“The eScan A150 is somewhat niche, but it’s commendably easy to use.” – quoted from Expert Reviews
Digitizing photos is the first and most important step to safeguard family memories. It can be a frustrating challenge if we don’t find a good tool to help us digitize these family photo collections in an easy and quick way.
Check out an open box review by Stephen Waller for an ePHOTOzine Recommended scanner.
Plustek OpticFilm 8200i SE is specifically designed to scan 35mm slides and negatives at resolutions up to 7,200 dots per inch (dpi). In a recent issue of Amateur Photographer, Andy Westlake, the technical editor, thoroughly reviewed the OpticFilm 8200i SE hardware and software. If you are about to digitize your collection of 35mm films, you can get informative advice about the scanner in his review.
“If you want to get into film photography or have a desire to step back into the darkroom then the OpticFilm 8200i acts as the perfect bridge between film and digital.

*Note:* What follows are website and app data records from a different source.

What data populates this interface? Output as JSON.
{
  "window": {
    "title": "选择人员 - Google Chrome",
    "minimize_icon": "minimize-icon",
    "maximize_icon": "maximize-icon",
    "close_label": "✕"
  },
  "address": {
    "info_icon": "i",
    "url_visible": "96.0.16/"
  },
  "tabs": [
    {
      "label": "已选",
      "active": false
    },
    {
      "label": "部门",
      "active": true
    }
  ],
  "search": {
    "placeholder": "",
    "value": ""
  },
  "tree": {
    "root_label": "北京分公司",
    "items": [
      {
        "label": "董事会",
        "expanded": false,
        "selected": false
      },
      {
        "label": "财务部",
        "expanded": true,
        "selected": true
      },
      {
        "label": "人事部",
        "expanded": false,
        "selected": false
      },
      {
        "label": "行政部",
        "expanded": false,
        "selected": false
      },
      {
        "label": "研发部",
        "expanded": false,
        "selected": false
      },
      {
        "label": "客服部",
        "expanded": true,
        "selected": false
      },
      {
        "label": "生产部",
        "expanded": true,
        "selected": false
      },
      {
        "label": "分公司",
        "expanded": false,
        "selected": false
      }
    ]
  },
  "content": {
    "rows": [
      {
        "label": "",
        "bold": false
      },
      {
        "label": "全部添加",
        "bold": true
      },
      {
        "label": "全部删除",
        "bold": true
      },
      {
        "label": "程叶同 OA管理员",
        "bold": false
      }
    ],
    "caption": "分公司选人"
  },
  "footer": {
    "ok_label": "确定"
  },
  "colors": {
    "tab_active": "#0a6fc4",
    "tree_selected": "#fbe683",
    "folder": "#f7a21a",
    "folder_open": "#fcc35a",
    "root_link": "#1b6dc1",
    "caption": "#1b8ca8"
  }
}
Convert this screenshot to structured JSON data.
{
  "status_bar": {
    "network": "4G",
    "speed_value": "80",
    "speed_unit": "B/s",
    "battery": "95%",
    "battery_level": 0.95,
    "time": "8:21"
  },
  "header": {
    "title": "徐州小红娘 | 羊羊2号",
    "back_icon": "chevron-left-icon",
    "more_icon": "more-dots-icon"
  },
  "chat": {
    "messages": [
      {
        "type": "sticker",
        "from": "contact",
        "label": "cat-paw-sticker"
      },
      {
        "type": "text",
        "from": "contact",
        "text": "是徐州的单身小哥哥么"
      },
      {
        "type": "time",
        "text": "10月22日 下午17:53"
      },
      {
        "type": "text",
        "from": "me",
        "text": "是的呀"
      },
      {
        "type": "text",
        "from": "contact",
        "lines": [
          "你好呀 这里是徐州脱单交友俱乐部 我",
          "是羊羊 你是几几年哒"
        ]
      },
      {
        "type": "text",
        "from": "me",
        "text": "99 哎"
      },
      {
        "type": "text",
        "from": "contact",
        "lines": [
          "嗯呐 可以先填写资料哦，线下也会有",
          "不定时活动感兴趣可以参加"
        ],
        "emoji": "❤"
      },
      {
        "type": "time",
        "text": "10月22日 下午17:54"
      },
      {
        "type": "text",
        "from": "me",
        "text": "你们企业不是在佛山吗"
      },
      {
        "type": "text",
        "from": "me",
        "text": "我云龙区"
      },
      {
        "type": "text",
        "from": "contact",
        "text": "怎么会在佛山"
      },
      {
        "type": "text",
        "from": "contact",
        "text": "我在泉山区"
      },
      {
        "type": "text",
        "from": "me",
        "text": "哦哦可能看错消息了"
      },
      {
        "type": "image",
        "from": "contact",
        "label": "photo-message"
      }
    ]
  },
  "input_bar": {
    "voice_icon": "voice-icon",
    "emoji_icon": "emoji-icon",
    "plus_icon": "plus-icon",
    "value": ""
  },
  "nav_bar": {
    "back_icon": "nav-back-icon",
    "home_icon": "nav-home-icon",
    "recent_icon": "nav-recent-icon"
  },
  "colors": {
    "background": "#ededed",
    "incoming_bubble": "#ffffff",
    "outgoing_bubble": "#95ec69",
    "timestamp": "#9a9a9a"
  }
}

It’s relatively inexpensive and enables you to transfer your images with relative ease to your computer, and also offers direct upload links to your favourite social outlets.”
“If you’re in the market for a dedicated film scanner there’s a few options out there, but most people will likely opt for a flatbed due to cost and flexibility. Flatbed scanners are a great option for photographers, but they do have some shortcomings. The most notable, for me, has been sharpness. Now, I am not a pixel peeper, but I am keen on making the sharpest scans that I can with what I have available. What’s the point in seeking out the best optics for my cameras if I’m going to settle for out of focus scans later on?” – Cameron Kline, from Film Shooters Collective